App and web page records
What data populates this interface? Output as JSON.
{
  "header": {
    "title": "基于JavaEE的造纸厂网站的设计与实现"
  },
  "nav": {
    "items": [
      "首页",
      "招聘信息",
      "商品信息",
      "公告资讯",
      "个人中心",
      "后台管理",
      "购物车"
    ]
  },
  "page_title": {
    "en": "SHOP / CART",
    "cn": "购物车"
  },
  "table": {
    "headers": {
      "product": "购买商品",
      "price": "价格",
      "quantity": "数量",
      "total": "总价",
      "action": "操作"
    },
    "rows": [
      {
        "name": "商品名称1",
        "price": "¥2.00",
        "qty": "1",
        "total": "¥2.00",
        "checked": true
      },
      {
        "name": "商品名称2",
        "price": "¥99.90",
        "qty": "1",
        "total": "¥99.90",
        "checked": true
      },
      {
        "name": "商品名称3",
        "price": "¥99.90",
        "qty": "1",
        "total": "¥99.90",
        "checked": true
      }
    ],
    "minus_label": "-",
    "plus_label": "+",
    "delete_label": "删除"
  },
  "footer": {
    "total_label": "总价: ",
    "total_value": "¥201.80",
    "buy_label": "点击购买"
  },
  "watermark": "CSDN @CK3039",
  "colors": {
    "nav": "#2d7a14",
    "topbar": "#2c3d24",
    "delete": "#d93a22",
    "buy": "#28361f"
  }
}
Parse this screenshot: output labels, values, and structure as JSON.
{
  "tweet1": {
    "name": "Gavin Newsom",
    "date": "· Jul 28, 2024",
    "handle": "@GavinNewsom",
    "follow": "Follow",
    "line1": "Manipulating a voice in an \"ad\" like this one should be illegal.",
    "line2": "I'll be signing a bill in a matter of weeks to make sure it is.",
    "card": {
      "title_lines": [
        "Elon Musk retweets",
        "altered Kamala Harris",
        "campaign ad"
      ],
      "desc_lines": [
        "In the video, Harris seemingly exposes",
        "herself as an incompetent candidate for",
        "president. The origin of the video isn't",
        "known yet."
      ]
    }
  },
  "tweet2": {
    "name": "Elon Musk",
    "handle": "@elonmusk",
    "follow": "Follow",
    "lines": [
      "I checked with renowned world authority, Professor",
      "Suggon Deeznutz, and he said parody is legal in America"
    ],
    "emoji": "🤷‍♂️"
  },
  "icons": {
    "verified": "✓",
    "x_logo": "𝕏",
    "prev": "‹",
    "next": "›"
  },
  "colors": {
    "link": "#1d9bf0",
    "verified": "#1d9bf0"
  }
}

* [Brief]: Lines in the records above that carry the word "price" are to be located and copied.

* [Completed task]:
      "price": "价格",
        "price": "¥2.00",
        "price": "¥99.90",
        "price": "¥99.90",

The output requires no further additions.